• **WHAT YOU HAVE TO DO**:
Repeat the records. Leave nothing out.

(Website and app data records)
***

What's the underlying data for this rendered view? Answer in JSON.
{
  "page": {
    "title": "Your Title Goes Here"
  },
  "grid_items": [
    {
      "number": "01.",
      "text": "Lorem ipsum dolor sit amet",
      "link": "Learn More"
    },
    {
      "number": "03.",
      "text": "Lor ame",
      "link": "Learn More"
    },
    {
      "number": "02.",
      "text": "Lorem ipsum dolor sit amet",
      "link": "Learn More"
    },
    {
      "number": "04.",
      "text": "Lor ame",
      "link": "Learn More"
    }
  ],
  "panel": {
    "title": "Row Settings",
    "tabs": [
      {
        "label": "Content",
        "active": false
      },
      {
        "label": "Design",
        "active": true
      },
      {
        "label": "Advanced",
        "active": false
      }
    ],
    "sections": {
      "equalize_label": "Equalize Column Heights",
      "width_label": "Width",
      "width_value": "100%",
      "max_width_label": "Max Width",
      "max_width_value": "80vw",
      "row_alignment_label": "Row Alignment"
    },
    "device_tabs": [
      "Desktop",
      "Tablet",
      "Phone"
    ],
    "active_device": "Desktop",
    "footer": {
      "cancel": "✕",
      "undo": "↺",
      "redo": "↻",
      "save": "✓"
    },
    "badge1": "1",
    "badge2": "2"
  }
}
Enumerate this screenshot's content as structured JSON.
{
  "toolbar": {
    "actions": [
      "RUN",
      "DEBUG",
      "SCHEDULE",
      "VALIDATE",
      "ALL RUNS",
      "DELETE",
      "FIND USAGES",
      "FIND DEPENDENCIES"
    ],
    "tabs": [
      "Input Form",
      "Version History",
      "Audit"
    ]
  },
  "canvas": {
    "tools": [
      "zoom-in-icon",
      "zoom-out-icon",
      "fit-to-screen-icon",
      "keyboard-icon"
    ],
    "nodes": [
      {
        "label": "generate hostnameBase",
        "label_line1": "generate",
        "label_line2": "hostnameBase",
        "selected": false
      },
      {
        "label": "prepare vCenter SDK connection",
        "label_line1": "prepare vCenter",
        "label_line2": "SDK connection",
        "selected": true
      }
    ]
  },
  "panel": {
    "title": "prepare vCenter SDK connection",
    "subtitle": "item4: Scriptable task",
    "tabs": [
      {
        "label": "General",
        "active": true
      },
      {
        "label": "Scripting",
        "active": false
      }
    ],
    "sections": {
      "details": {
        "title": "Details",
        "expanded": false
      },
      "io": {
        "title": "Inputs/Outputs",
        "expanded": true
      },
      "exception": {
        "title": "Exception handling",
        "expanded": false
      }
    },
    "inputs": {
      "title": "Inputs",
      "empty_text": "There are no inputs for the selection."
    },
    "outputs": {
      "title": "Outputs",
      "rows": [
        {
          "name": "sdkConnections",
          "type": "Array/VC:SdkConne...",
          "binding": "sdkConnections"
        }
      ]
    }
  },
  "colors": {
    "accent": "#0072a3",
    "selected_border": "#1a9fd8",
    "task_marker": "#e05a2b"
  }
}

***

• **RESULT**:
What's the underlying data for this rendered view? Answer in JSON.
{
  "page": {
    "title": "Your Title Goes Here"
  },
  "grid_items": [
    {
      "number": "01.",
      "text": "Lorem ipsum dolor sit amet",
      "link": "Learn More"
    },
    {
      "number": "03.",
      "text": "Lor ame",
      "link": "Learn More"
    },
    {
      "number": "02.",
      "text": "Lorem ipsum dolor sit amet",
      "link": "Learn More"
    },
    {
      "number": "04.",
      "text": "Lor ame",
      "link": "Learn More"
    }
  ],
  "panel": {
    "title": "Row Settings",
    "tabs": [
      {
        "label": "Content",
        "active": false
      },
      {
        "label": "Design",
        "active": true
      },
      {
        "label": "Advanced",
        "active": false
      }
    ],
    "sections": {
      "equalize_label": "Equalize Column Heights",
      "width_label": "Width",
      "width_value": "100%",
      "max_width_label": "Max Width",
      "max_width_value": "80vw",
      "row_alignment_label": "Row Alignment"
    },
    "device_tabs": [
      "Desktop",
      "Tablet",
      "Phone"
    ],
    "active_device": "Desktop",
    "footer": {
      "cancel": "✕",
      "undo": "↺",
      "redo": "↻",
      "save": "✓"
    },
    "badge1": "1",
    "badge2": "2"
  }
}
Enumerate this screenshot's content as structured JSON.
{
  "toolbar": {
    "actions": [
      "RUN",
      "DEBUG",
      "SCHEDULE",
      "VALIDATE",
      "ALL RUNS",
      "DELETE",
      "FIND USAGES",
      "FIND DEPENDENCIES"
    ],
    "tabs": [
      "Input Form",
      "Version History",
      "Audit"
    ]
  },
  "canvas": {
    "tools": [
      "zoom-in-icon",
      "zoom-out-icon",
      "fit-to-screen-icon",
      "keyboard-icon"
    ],
    "nodes": [
      {
        "label": "generate hostnameBase",
        "label_line1": "generate",
        "label_line2": "hostnameBase",
        "selected": false
      },
      {
        "label": "prepare vCenter SDK connection",
        "label_line1": "prepare vCenter",
        "label_line2": "SDK connection",
        "selected": true
      }
    ]
  },
  "panel": {
    "title": "prepare vCenter SDK connection",
    "subtitle": "item4: Scriptable task",
    "tabs": [
      {
        "label": "General",
        "active": true
      },
      {
        "label": "Scripting",
        "active": false
      }
    ],
    "sections": {
      "details": {
        "title": "Details",
        "expanded": false
      },
      "io": {
        "title": "Inputs/Outputs",
        "expanded": true
      },
      "exception": {
        "title": "Exception handling",
        "expanded": false
      }
    },
    "inputs": {
      "title": "Inputs",
      "empty_text": "There are no inputs for the selection."
    },
    "outputs": {
      "title": "Outputs",
      "rows": [
        {
          "name": "sdkConnections",
          "type": "Array/VC:SdkConne...",
          "binding": "sdkConnections"
        }
      ]
    }
  },
  "colors": {
    "accent": "#0072a3",
    "selected_border": "#1a9fd8",
    "task_marker": "#e05a2b"
  }
}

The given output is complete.